* [Data extracts]:
::::
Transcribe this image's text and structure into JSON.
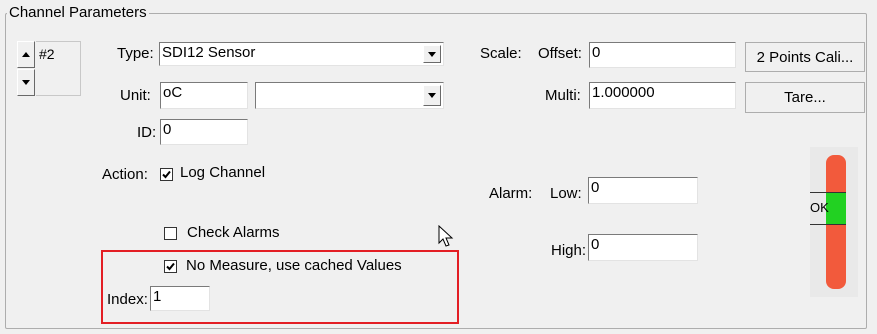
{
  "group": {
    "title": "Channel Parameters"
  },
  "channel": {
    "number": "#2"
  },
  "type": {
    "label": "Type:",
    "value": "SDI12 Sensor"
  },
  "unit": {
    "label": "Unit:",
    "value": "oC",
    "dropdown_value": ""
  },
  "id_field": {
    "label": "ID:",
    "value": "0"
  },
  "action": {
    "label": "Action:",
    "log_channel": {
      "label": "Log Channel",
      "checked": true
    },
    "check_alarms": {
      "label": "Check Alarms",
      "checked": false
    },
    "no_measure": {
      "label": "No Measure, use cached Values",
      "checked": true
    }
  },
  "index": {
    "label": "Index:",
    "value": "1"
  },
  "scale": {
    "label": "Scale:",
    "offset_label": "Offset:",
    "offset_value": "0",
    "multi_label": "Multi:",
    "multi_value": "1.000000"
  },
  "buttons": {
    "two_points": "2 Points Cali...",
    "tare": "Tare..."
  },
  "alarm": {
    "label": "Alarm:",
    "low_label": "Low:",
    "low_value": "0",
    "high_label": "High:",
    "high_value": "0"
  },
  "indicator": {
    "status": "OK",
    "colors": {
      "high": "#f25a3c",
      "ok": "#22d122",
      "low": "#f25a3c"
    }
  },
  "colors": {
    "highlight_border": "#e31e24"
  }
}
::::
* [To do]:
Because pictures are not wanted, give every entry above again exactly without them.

* [Problem solution]:
Transcribe this image's text and structure into JSON.
{
  "group": {
    "title": "Channel Parameters"
  },
  "channel": {
    "number": "#2"
  },
  "type": {
    "label": "Type:",
    "value": "SDI12 Sensor"
  },
  "unit": {
    "label": "Unit:",
    "value": "oC",
    "dropdown_value": ""
  },
  "id_field": {
    "label": "ID:",
    "value": "0"
  },
  "action": {
    "label": "Action:",
    "log_channel": {
      "label": "Log Channel",
      "checked": true
    },
    "check_alarms": {
      "label": "Check Alarms",
      "checked": false
    },
    "no_measure": {
      "label": "No Measure, use cached Values",
      "checked": true
    }
  },
  "index": {
    "label": "Index:",
    "value": "1"
  },
  "scale": {
    "label": "Scale:",
    "offset_label": "Offset:",
    "offset_value": "0",
    "multi_label": "Multi:",
    "multi_value": "1.000000"
  },
  "buttons": {
    "two_points": "2 Points Cali...",
    "tare": "Tare..."
  },
  "alarm": {
    "label": "Alarm:",
    "low_label": "Low:",
    "low_value": "0",
    "high_label": "High:",
    "high_value": "0"
  },
  "indicator": {
    "status": "OK",
    "colors": {
      "high": "#f25a3c",
      "ok": "#22d122",
      "low": "#f25a3c"
    }
  },
  "colors": {
    "highlight_border": "#e31e24"
  }
}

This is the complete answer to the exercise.